*Prompt:*
Set down each line of the records once more, precisely, and omit the pictures.

*Recorded data:*
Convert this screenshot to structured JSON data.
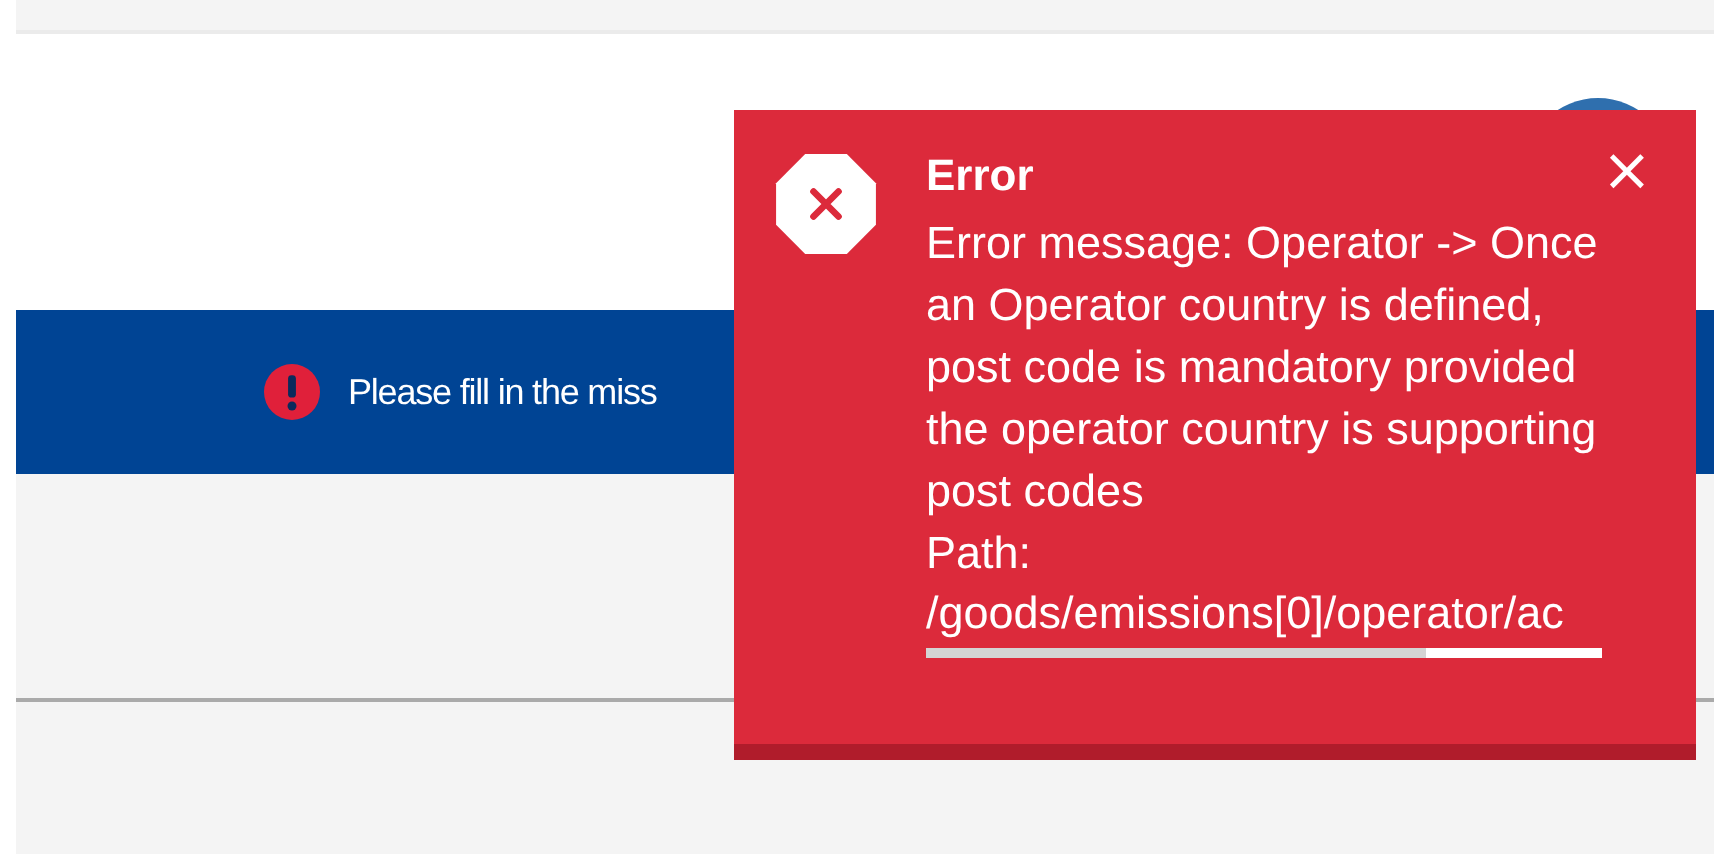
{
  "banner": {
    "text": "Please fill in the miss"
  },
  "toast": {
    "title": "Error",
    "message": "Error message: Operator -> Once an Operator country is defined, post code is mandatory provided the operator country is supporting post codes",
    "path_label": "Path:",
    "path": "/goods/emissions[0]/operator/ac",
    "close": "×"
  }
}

*Exercise answer:*
Convert this screenshot to structured JSON data.
{
  "banner": {
    "text": "Please fill in the miss"
  },
  "toast": {
    "title": "Error",
    "message": "Error message: Operator -> Once an Operator country is defined, post code is mandatory provided the operator country is supporting post codes",
    "path_label": "Path:",
    "path": "/goods/emissions[0]/operator/ac",
    "close": "×"
  }
}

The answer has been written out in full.